Would you copy all lines in the data that contain the word "title"?

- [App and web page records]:
[Start of section]

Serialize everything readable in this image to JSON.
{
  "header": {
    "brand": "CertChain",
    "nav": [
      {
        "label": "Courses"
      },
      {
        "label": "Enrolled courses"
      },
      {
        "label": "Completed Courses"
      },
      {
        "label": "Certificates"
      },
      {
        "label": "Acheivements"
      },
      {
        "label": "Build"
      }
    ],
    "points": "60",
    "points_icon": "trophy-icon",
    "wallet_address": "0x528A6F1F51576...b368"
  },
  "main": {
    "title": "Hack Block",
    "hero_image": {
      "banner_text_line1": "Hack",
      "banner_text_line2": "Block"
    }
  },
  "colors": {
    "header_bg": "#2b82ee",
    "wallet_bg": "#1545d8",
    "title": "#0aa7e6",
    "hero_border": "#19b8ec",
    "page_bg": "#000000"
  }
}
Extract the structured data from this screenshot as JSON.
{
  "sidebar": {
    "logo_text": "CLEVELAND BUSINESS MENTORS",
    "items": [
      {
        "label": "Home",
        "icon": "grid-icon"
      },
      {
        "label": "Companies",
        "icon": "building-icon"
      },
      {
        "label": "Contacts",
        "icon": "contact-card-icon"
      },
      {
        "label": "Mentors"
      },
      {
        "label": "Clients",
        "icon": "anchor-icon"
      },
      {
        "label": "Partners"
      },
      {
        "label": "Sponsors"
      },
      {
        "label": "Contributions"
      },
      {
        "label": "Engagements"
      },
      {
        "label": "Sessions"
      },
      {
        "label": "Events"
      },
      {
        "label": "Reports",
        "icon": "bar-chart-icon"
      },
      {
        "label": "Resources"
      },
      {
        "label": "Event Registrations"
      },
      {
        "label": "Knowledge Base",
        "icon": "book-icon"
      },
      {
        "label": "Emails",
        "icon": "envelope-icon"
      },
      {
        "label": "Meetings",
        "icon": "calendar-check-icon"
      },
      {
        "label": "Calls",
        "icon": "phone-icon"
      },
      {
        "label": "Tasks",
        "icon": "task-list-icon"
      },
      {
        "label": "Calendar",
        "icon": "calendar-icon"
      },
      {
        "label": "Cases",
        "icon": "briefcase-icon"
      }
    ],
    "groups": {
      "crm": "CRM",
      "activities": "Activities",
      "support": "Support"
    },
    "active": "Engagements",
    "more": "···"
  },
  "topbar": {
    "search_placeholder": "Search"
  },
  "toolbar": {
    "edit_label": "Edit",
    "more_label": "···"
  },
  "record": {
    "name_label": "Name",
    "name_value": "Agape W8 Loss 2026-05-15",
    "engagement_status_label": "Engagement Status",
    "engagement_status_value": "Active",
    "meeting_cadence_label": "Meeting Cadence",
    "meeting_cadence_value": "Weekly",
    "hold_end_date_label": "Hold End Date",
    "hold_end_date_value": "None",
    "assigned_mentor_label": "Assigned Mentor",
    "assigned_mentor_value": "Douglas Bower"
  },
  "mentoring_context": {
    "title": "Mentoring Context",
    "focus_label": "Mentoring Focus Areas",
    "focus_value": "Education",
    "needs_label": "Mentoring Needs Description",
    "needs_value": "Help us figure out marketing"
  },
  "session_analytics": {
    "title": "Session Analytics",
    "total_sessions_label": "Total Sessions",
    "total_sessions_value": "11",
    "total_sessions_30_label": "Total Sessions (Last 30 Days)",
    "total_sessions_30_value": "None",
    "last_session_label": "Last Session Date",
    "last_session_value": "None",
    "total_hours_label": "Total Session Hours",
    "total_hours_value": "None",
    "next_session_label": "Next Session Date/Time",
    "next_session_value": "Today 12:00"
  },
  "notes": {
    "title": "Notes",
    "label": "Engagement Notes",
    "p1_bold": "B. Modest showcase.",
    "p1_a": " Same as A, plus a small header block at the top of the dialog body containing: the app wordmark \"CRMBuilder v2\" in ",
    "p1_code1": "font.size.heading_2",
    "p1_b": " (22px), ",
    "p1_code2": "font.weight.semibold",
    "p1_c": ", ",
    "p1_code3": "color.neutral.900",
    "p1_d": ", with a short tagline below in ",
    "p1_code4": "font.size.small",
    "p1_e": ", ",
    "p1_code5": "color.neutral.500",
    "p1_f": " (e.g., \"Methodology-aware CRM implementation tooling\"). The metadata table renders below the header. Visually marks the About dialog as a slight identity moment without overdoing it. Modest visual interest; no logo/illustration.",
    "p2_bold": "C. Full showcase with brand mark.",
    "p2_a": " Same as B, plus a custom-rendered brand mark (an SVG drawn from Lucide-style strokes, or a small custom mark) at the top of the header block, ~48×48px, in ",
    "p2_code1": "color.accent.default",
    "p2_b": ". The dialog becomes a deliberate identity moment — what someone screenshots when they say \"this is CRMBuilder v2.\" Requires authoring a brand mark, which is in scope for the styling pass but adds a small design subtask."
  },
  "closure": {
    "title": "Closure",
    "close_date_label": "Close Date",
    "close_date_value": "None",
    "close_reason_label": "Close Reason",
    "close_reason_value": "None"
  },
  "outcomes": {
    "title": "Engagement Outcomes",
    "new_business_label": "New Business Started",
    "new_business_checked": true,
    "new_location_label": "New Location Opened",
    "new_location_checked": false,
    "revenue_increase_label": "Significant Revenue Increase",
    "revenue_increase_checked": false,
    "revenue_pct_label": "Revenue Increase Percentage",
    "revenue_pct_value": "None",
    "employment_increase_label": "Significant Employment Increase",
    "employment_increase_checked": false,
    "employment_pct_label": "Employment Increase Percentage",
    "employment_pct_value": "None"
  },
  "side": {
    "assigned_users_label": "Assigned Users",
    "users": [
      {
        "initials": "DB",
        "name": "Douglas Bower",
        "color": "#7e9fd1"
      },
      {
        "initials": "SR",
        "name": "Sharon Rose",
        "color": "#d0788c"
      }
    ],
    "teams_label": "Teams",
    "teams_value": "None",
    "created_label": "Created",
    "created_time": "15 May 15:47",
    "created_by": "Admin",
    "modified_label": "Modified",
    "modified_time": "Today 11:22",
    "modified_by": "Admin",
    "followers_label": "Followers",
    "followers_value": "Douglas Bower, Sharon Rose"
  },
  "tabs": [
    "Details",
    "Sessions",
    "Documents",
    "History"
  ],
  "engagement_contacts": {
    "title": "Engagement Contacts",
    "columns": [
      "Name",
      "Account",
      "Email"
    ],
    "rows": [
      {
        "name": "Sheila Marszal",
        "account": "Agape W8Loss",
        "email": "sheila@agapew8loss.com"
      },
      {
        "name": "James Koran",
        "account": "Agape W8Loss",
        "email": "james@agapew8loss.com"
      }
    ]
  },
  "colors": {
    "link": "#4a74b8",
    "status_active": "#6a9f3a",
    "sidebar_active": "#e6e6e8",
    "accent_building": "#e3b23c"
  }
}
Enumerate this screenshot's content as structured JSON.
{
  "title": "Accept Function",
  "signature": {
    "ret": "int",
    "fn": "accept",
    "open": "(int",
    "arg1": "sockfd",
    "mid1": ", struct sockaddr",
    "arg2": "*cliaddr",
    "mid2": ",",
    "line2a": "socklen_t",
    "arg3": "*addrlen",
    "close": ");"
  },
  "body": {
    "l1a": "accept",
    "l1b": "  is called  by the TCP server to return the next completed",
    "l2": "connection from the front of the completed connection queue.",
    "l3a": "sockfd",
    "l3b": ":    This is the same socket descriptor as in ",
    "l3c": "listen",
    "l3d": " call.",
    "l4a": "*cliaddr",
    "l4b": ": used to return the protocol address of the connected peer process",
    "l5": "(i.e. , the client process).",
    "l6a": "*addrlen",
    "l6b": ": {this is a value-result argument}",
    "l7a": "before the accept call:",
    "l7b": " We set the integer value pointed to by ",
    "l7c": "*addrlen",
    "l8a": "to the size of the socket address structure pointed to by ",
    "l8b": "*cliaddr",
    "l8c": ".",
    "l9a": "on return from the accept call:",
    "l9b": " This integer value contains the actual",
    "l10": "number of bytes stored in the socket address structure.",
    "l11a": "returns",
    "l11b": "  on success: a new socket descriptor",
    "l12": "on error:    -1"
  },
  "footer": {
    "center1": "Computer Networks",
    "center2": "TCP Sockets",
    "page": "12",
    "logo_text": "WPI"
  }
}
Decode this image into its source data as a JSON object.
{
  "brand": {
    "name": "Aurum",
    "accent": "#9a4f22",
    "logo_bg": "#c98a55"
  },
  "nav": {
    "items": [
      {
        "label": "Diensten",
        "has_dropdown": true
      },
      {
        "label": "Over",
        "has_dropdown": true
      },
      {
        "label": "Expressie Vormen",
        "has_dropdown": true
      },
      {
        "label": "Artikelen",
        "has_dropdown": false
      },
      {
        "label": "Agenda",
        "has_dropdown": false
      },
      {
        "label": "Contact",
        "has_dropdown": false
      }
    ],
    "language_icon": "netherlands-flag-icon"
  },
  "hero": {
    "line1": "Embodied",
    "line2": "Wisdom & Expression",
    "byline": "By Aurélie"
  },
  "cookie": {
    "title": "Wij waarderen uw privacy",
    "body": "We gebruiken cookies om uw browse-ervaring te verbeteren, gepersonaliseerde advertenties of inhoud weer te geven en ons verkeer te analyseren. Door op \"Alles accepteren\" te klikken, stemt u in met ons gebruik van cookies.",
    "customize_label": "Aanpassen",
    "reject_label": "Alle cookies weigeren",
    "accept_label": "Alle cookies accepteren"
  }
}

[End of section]

- [Result of this task]:
    "title": "Hack Block",
    "title": "#0aa7e6",
    "title": "Mentoring Context",
    "title": "Session Analytics",
    "title": "Notes",
    "title": "Closure",
    "title": "Engagement Outcomes",
    "title": "Engagement Contacts",
  "title": "Accept Function",
    "title": "Wij waarderen uw privacy",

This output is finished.